St. John's College won the primary division and the school received two desktop computers and two color printers. This was the second consecutive year that St. John's College won in the Primary Division.
After the win St. John's senior mistress, Nyoka Bethel says Bahamas Ferries is like home for the students at St. John's, having traveled with the company on field trips to Eleuthera, Abaco and Andros, which she says has been a learning experience for students.
L. W. Young Jr. High School won the high school division and the school received three laptops and a desktop computer.
Schools must select sporting equipment, musical instruments or computers that will benefit the entire student body.
Bahamas Ferries' "Discover Your Bahamas Student Educational Program" was started in 2000. The educational field trips are designed to showcase the unique environment, history and culture of Abaco, Andros and Eleuthera. Since the program was rebranded in 2004, Bahamas Ferries has donated more than $50,000 to schools and in the past three years, taken over 14,000 students, teachers and parents on educational field trips to the Family Islands.

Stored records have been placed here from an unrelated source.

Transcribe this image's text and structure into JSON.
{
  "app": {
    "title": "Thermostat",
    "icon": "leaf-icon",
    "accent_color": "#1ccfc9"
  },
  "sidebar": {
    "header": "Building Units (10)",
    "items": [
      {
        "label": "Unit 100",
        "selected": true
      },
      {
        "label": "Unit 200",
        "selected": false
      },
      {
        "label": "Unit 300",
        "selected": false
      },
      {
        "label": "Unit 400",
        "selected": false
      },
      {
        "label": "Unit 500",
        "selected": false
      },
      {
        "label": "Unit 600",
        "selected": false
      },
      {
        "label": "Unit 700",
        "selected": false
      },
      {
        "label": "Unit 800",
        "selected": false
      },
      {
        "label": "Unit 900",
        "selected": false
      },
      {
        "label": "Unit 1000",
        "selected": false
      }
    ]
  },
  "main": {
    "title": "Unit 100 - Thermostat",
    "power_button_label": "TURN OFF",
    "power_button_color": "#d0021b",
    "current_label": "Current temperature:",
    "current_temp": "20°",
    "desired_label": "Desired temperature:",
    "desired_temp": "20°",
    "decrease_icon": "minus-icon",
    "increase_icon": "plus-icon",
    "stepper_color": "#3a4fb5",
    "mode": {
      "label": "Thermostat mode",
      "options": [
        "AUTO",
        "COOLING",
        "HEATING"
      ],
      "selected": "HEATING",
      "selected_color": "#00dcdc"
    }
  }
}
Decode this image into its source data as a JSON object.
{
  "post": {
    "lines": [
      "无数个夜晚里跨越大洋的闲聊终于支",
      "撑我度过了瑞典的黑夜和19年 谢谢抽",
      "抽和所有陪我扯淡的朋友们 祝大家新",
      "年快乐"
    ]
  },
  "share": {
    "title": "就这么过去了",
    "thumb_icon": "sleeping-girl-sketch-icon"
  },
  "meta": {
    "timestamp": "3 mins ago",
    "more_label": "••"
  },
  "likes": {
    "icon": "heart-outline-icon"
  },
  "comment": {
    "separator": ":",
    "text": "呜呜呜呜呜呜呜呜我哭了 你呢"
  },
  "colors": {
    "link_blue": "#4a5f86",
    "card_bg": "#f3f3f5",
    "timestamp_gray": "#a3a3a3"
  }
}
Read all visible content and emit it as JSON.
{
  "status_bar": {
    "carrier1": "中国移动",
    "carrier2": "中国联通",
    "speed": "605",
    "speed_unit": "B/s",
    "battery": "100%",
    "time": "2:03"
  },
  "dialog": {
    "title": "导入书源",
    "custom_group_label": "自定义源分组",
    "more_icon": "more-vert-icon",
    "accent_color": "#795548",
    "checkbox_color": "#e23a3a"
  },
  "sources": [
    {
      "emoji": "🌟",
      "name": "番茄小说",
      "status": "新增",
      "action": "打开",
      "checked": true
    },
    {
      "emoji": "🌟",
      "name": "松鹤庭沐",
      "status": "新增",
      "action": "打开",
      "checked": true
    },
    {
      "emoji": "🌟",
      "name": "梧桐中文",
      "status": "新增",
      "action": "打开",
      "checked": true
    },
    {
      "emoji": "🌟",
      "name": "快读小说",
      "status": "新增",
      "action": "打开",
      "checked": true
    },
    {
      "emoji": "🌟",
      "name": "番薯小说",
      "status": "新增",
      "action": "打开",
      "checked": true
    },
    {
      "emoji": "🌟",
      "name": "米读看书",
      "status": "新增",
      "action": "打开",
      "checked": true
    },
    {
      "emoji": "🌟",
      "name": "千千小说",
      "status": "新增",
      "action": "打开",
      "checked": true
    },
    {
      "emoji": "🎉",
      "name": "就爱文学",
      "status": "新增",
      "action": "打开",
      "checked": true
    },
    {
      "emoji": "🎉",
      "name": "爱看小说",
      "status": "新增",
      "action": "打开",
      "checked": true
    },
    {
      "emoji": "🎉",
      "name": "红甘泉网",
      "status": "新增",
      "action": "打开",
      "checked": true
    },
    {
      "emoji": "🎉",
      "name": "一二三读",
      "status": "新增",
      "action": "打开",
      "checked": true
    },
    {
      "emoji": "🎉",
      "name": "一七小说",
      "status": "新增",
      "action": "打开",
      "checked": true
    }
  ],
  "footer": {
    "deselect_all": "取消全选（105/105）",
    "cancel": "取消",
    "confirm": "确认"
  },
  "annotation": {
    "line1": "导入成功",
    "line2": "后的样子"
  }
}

The educational field trips provides the practical application to what is being taught in the classroom thereby bringing text book to life as students have the opportunity to explore wetlands, visit a pineapple farm or study the nesting habits of the Abaco parrot. The day-away and overnight field trips have been developed based on the government and private schools' curriculum and schools have the option of customizing the itinerary to satisfy their specific field of study. Bahamas Ferries "Discover Your Bahamas Student Educational Program" is suitable for kindergarten to university students.